ASSIGNMENT:
Omitting all images, output the entries that follow exactly as written.

PROVIDED DATA:
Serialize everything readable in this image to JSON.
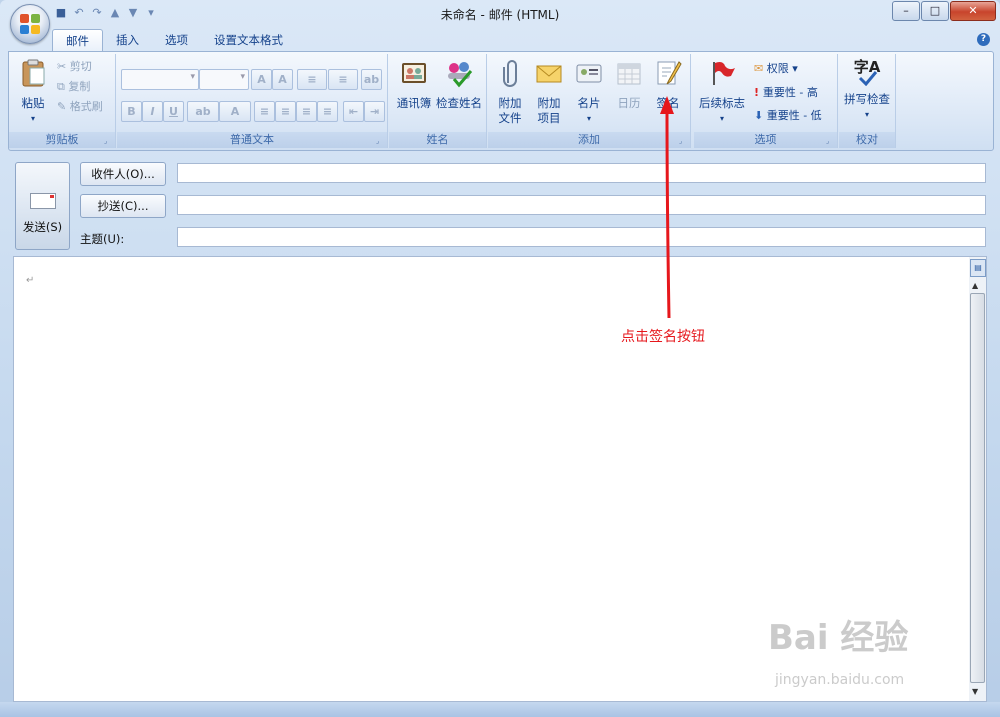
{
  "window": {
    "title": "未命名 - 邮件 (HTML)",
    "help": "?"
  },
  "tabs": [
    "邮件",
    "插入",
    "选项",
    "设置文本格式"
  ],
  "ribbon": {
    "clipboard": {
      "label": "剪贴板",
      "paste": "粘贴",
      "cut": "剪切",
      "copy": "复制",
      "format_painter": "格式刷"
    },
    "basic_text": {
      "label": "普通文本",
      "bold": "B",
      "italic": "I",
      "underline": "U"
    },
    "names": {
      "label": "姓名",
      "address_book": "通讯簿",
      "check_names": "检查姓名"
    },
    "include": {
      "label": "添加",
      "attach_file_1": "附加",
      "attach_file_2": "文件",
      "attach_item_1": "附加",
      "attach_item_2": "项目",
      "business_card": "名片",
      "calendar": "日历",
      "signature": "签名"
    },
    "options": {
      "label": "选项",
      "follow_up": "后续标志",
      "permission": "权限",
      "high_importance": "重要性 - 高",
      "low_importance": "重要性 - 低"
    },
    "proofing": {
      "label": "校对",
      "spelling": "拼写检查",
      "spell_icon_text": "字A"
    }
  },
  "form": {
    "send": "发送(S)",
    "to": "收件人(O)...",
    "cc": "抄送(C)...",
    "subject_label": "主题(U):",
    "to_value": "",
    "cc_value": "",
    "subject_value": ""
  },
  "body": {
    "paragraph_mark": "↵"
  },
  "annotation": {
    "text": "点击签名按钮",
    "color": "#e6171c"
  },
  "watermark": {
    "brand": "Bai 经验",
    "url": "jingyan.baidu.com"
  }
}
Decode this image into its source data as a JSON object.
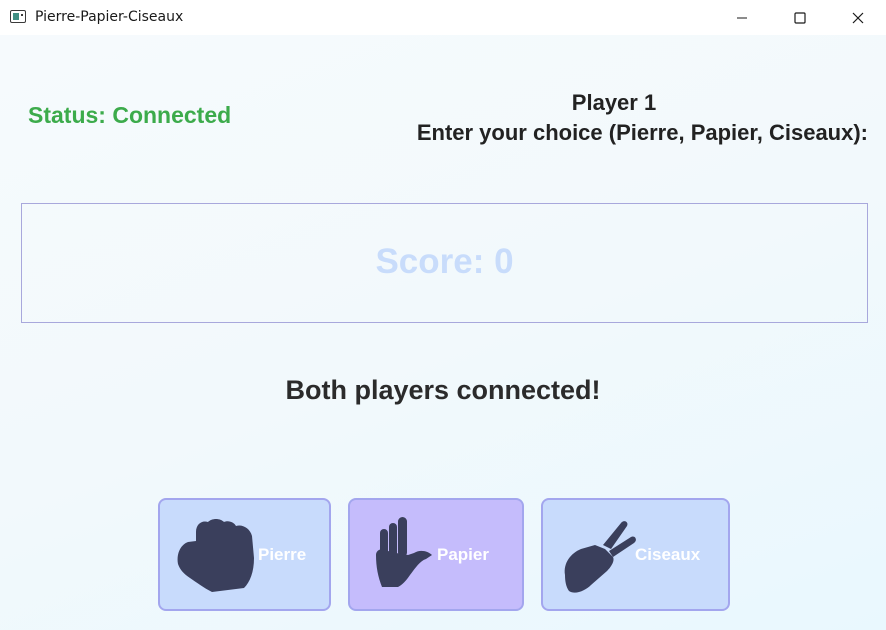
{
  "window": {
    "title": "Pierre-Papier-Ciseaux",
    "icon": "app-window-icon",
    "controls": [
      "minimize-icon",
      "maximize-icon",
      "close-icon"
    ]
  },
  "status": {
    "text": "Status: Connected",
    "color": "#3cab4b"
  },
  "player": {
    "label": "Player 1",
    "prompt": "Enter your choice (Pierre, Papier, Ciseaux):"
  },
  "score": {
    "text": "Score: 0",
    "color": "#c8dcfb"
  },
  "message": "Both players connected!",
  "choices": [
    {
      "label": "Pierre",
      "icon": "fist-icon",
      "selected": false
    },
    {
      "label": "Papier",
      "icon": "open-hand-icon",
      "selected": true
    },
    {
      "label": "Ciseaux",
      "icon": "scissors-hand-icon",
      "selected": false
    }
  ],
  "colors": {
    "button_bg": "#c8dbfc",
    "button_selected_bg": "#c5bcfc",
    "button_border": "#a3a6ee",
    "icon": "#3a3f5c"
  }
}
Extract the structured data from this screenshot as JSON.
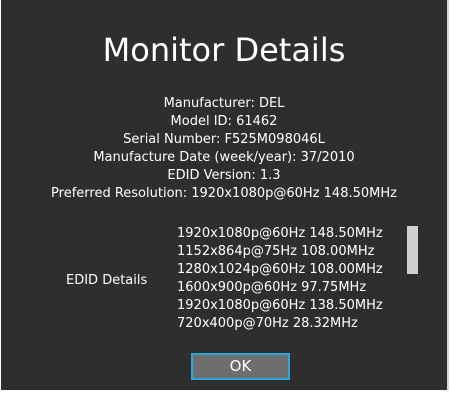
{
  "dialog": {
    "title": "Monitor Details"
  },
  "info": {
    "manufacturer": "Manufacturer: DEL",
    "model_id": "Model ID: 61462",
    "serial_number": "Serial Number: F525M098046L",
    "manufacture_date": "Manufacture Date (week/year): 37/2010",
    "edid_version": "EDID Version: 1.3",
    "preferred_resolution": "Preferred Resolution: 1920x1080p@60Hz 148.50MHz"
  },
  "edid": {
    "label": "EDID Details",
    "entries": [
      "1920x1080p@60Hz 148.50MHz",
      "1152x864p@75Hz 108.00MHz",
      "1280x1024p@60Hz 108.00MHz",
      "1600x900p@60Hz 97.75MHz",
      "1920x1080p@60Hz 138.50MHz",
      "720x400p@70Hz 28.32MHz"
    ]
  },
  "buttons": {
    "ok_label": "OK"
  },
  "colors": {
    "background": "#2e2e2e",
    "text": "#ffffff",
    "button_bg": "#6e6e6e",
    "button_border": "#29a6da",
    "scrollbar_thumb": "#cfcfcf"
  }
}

ANSWER TO THIS TASK:
Serialize everything readable in this image to JSON.
{
  "window": {
    "title": "未命名 - 邮件 (HTML)",
    "help": "?"
  },
  "tabs": [
    "邮件",
    "插入",
    "选项",
    "设置文本格式"
  ],
  "ribbon": {
    "clipboard": {
      "label": "剪贴板",
      "paste": "粘贴",
      "cut": "剪切",
      "copy": "复制",
      "format_painter": "格式刷"
    },
    "basic_text": {
      "label": "普通文本",
      "bold": "B",
      "italic": "I",
      "underline": "U"
    },
    "names": {
      "label": "姓名",
      "address_book": "通讯簿",
      "check_names": "检查姓名"
    },
    "include": {
      "label": "添加",
      "attach_file_1": "附加",
      "attach_file_2": "文件",
      "attach_item_1": "附加",
      "attach_item_2": "项目",
      "business_card": "名片",
      "calendar": "日历",
      "signature": "签名"
    },
    "options": {
      "label": "选项",
      "follow_up": "后续标志",
      "permission": "权限",
      "high_importance": "重要性 - 高",
      "low_importance": "重要性 - 低"
    },
    "proofing": {
      "label": "校对",
      "spelling": "拼写检查",
      "spell_icon_text": "字A"
    }
  },
  "form": {
    "send": "发送(S)",
    "to": "收件人(O)...",
    "cc": "抄送(C)...",
    "subject_label": "主题(U):",
    "to_value": "",
    "cc_value": "",
    "subject_value": ""
  },
  "body": {
    "paragraph_mark": "↵"
  },
  "annotation": {
    "text": "点击签名按钮",
    "color": "#e6171c"
  },
  "watermark": {
    "brand": "Bai 经验",
    "url": "jingyan.baidu.com"
  }
}
Decode this image into its source data as a JSON object.
{
  "window": {
    "title": "Pierre-Papier-Ciseaux",
    "icon": "app-window-icon",
    "controls": [
      "minimize-icon",
      "maximize-icon",
      "close-icon"
    ]
  },
  "status": {
    "text": "Status: Connected",
    "color": "#3cab4b"
  },
  "player": {
    "label": "Player 1",
    "prompt": "Enter your choice (Pierre, Papier, Ciseaux):"
  },
  "score": {
    "text": "Score: 0",
    "color": "#c8dcfb"
  },
  "message": "Both players connected!",
  "choices": [
    {
      "label": "Pierre",
      "icon": "fist-icon",
      "selected": false
    },
    {
      "label": "Papier",
      "icon": "open-hand-icon",
      "selected": true
    },
    {
      "label": "Ciseaux",
      "icon": "scissors-hand-icon",
      "selected": false
    }
  ],
  "colors": {
    "button_bg": "#c8dbfc",
    "button_selected_bg": "#c5bcfc",
    "button_border": "#a3a6ee",
    "icon": "#3a3f5c"
  }
}
Extract the structured data from this screenshot as JSON.
{
  "dialog": {
    "title": "Monitor Details"
  },
  "info": {
    "manufacturer": "Manufacturer: DEL",
    "model_id": "Model ID: 61462",
    "serial_number": "Serial Number: F525M098046L",
    "manufacture_date": "Manufacture Date (week/year): 37/2010",
    "edid_version": "EDID Version: 1.3",
    "preferred_resolution": "Preferred Resolution: 1920x1080p@60Hz 148.50MHz"
  },
  "edid": {
    "label": "EDID Details",
    "entries": [
      "1920x1080p@60Hz 148.50MHz",
      "1152x864p@75Hz 108.00MHz",
      "1280x1024p@60Hz 108.00MHz",
      "1600x900p@60Hz 97.75MHz",
      "1920x1080p@60Hz 138.50MHz",
      "720x400p@70Hz 28.32MHz"
    ]
  },
  "buttons": {
    "ok_label": "OK"
  },
  "colors": {
    "background": "#2e2e2e",
    "text": "#ffffff",
    "button_bg": "#6e6e6e",
    "button_border": "#29a6da",
    "scrollbar_thumb": "#cfcfcf"
  }
}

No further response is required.